One self-identified ICU doctor wrote in response to the WSJ’s post, “This story is insane. The CDC’s ridiculous pro-COVID ad campaign was going to involve mall Santas and even offer them early vaccine access???”

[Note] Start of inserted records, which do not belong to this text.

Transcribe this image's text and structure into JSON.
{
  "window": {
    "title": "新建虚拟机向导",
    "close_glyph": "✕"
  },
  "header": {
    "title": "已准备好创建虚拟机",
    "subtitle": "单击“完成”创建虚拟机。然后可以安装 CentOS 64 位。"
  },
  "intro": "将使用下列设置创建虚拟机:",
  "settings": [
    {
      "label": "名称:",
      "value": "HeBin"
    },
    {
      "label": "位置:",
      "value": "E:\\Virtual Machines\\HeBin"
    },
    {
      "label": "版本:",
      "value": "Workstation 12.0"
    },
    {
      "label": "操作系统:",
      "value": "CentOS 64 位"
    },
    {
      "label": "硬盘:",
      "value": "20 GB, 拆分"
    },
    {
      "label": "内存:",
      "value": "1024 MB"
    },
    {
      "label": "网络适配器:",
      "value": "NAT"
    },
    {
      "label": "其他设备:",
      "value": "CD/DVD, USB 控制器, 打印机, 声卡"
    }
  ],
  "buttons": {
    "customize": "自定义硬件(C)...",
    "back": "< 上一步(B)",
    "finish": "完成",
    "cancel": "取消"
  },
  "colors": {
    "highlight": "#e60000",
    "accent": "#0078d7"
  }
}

The doctor corrected himself in a following tweet to note the campaign is from HHS, not the Centers for Disease Control and Prevention.